Tell me and I'll forget,
Show me and I'll remember,
Involve me and I'll understand.
Some of the powerpoint and pdf slides as well as other supporting
material in the course web-pages linked below are not available due to
restrictions on the AFS quota. However, if you want any of the
missing files, email me and I will gladly send them to you.
Note that this is an introductory course; in class, we'll cover
breadth rather than depth. The objectives of the course are:
- to introduce the students to the fundamental concepts of how computer networks operate,
- to familiarize the students with some technical problems we encounter in the areas of access, routing and traffic management,
- to familiarize the students with how routers are designed and operate, and,
- to enable the students to translate a standards document into a functional specification document suitable for implementation, and to produce a test plan for standards conformance.
It is not an objective of the course to:
- describe any given protocol in detail,
- cover how (digital) communication links operate,
- address performance issues.
This course is a hands-on follow-up to the mostly
theoretically-oriented ECE 407. In this course, students will mostly
spend time in the networking lab learning to setup and debug small-scale
networks involving Linux computers and Cisco routers. Topics covered
include configuring simple networks, Linux interfaces, understanding
ARP, using PCs as routers, configuring Cisco routers with manual
routes as well as RIP, OSPF and BGP, TCP debugging, bridging, NAT,
DHCP, DNS, SNMP and Multicast.
The objective of this course is to impart to the student an

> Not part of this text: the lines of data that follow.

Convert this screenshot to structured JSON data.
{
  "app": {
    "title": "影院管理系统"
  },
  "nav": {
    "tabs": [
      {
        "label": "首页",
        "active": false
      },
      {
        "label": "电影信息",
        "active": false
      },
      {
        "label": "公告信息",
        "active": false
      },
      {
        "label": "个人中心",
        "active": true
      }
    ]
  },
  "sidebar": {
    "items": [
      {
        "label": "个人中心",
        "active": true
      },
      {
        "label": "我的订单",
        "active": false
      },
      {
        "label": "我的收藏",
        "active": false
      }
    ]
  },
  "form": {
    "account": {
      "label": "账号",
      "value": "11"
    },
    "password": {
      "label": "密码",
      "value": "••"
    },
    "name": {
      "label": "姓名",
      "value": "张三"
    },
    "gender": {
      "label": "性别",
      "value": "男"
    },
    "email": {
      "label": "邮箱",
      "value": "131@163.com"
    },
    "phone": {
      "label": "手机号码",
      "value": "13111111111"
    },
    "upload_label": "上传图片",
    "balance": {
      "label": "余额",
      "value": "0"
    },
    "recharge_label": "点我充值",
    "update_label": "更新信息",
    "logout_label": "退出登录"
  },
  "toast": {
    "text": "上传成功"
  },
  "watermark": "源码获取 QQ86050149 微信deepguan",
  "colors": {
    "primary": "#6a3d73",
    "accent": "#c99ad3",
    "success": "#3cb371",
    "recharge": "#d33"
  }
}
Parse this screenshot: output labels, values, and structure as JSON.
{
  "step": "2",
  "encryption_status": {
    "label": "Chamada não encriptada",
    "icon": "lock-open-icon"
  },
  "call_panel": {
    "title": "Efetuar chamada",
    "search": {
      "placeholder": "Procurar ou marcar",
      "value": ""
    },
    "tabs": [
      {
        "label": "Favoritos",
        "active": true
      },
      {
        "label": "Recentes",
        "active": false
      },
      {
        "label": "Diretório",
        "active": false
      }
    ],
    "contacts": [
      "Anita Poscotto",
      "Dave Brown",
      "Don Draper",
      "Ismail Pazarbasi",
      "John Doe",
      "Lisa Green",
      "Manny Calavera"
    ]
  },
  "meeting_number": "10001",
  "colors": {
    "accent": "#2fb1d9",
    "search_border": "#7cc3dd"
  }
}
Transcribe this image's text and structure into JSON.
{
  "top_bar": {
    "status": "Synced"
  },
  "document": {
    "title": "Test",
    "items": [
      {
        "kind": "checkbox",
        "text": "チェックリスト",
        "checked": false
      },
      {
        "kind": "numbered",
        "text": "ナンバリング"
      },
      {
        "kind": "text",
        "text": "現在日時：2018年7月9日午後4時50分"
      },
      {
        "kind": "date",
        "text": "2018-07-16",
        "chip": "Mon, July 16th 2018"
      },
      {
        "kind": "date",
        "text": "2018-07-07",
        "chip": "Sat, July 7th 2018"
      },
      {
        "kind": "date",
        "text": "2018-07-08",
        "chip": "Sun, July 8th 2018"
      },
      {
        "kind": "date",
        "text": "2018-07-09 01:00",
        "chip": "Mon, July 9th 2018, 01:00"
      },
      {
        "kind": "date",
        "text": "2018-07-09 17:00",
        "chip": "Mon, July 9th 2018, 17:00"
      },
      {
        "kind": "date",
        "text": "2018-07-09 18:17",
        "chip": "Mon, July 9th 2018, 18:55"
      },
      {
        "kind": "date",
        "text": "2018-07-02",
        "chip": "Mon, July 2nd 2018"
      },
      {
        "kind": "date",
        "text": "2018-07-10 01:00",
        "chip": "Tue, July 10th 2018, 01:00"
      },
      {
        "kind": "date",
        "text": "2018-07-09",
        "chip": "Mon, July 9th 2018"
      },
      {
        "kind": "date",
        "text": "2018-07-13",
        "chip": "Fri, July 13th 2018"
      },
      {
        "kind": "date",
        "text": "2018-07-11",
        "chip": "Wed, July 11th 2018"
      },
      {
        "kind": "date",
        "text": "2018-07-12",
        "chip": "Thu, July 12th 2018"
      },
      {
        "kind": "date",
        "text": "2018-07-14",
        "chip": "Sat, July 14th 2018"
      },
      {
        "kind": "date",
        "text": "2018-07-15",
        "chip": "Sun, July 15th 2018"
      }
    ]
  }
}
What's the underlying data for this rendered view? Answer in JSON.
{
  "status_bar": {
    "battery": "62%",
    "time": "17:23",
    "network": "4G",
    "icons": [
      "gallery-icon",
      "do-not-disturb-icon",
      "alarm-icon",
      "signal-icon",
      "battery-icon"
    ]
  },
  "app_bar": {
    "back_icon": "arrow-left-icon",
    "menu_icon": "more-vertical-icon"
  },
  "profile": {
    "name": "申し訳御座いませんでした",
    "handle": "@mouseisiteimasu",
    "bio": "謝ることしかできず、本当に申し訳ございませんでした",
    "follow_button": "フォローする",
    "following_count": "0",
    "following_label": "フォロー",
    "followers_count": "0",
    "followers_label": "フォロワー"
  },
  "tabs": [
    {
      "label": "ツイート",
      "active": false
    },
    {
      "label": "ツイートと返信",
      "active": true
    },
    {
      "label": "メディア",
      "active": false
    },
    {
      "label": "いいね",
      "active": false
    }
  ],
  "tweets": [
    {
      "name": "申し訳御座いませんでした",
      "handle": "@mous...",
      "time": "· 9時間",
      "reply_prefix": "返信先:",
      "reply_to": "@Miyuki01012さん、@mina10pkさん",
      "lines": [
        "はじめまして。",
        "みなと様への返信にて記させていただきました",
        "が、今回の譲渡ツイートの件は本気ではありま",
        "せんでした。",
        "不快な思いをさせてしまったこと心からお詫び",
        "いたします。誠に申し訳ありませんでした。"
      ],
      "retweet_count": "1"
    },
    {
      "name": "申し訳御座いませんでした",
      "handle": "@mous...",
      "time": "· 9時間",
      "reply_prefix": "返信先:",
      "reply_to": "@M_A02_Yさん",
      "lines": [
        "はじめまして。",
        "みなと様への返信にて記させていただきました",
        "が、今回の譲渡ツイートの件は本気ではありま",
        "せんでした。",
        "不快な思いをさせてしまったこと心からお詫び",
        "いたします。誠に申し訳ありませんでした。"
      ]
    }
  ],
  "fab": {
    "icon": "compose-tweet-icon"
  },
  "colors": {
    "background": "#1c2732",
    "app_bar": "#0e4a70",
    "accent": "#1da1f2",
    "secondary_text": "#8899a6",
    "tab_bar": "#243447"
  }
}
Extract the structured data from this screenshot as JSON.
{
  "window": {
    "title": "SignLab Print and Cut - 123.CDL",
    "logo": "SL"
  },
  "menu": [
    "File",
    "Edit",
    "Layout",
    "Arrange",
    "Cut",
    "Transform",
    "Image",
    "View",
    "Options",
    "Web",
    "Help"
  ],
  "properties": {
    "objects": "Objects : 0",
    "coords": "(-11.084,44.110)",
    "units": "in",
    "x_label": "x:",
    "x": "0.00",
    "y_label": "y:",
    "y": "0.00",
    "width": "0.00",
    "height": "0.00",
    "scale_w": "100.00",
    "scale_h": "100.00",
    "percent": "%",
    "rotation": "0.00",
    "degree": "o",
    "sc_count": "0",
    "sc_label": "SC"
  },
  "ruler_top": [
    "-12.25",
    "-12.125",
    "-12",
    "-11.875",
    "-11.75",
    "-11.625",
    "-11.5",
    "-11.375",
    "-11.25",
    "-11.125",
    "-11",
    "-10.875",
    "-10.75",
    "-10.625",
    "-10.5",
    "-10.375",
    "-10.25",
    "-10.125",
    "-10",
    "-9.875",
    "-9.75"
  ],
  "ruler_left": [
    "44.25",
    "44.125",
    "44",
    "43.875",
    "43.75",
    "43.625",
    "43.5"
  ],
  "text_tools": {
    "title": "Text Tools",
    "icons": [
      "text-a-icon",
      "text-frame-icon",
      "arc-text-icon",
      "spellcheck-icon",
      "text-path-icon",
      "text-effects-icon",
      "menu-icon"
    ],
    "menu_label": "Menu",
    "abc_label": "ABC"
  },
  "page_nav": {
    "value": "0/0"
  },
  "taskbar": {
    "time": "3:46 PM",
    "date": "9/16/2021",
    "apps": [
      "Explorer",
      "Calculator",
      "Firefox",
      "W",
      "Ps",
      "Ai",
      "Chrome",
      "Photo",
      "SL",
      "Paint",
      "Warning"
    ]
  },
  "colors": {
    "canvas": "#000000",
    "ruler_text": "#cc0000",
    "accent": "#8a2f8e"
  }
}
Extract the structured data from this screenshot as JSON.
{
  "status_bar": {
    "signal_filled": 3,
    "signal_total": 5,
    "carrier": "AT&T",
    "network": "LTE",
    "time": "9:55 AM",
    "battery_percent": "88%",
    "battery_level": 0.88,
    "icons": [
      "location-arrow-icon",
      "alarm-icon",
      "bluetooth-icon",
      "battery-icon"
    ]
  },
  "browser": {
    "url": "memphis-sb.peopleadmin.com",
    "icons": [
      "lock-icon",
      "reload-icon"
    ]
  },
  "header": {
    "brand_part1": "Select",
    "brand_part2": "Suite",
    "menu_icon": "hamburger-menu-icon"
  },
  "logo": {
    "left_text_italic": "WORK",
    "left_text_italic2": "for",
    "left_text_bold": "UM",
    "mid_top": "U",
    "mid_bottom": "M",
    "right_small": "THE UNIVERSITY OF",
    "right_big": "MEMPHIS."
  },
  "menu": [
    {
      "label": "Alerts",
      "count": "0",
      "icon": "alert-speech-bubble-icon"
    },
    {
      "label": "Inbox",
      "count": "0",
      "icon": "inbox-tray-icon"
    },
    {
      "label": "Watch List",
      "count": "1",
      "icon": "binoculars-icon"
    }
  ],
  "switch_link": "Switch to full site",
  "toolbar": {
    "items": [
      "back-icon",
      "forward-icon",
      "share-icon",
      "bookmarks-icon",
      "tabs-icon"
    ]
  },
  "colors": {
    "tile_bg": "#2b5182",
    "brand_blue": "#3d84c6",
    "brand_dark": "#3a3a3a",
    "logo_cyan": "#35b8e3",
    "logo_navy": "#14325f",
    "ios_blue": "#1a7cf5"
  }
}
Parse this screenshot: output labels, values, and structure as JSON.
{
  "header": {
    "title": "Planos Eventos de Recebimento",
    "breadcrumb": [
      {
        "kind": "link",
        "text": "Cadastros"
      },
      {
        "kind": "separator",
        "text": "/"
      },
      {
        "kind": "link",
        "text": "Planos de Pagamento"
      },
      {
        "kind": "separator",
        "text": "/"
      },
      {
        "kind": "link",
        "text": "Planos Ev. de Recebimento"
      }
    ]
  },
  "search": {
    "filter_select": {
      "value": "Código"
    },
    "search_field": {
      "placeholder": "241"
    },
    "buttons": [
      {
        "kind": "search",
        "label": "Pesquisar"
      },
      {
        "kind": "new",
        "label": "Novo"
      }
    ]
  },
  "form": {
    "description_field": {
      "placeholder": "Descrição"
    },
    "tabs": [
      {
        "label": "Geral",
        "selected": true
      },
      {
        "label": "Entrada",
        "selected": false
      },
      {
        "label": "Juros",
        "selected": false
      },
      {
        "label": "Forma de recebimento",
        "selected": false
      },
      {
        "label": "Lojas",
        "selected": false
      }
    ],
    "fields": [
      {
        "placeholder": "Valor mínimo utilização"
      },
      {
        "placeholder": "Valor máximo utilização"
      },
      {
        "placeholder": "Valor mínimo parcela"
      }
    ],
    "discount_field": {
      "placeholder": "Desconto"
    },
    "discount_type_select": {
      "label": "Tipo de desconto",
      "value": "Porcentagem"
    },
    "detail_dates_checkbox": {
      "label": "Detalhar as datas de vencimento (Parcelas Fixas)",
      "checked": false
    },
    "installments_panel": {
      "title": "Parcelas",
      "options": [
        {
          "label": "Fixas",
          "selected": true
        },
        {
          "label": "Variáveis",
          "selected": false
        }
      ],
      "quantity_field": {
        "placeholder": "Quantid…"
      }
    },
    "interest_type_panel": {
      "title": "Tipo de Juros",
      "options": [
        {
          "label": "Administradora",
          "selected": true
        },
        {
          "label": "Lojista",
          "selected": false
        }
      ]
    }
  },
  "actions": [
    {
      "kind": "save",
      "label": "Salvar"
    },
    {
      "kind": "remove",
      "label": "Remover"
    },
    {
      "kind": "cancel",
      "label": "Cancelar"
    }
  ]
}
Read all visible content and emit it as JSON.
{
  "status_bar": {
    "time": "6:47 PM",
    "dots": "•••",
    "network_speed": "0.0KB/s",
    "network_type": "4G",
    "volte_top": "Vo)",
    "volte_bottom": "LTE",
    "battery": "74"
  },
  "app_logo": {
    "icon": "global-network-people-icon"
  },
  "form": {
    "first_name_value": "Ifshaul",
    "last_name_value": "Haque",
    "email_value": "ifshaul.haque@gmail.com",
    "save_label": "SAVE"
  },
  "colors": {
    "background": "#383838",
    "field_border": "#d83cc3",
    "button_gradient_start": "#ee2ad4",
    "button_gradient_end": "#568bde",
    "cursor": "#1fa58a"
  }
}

understanding of the fundamental concepts of computer networking,
knowledge of the basic taxonomy and terminology of the computer
networking area. To introduce the student to advanced networking
concepts, preparing the student for entry to advanced courses in
computer networking. To allow the student expertise in some specific
areas of networking. The stress is on theoretical and conceptual
development rather than practical experience with specific
The course is a broad introduction to wireless networking
principles and architectures. The focus is on the differences between
wireless networking and fixed networking (assumed to be known). While
the fundamental principles are the main goal of the course, case
studies of current protocols will demonstrate the concepts: cellular
networks, wireless local area networks, Bluetooth, WiMAX, mobile IP,
There is a wireless networking lab associated with the course. The
students work in the lab in teams of 3-4 at one semester-long
project. The primary goal of the project is to give the students
hands-on, in depth experience with wireless technology in a
The course is the follow-up of ECE/CSC 575. In this course we will
explore cutting edge topics in wireless networks. This course will
trade breadth in favor of depth. In Fall 2011 we focused on power
efficient MAC protocols for WSNs, on capacity of multihop networks and
fairness in multi-hop networks.
The course does not treat in detail
- Basic wireless networking concepts. These topics are covered in ECE 575.
- Wireless communications (i.e. physical layer considerations). These topics
are covered in ECE 582.
There is a wireless networking lab associated with the course.
The semester-long projects are research oriented (within reason).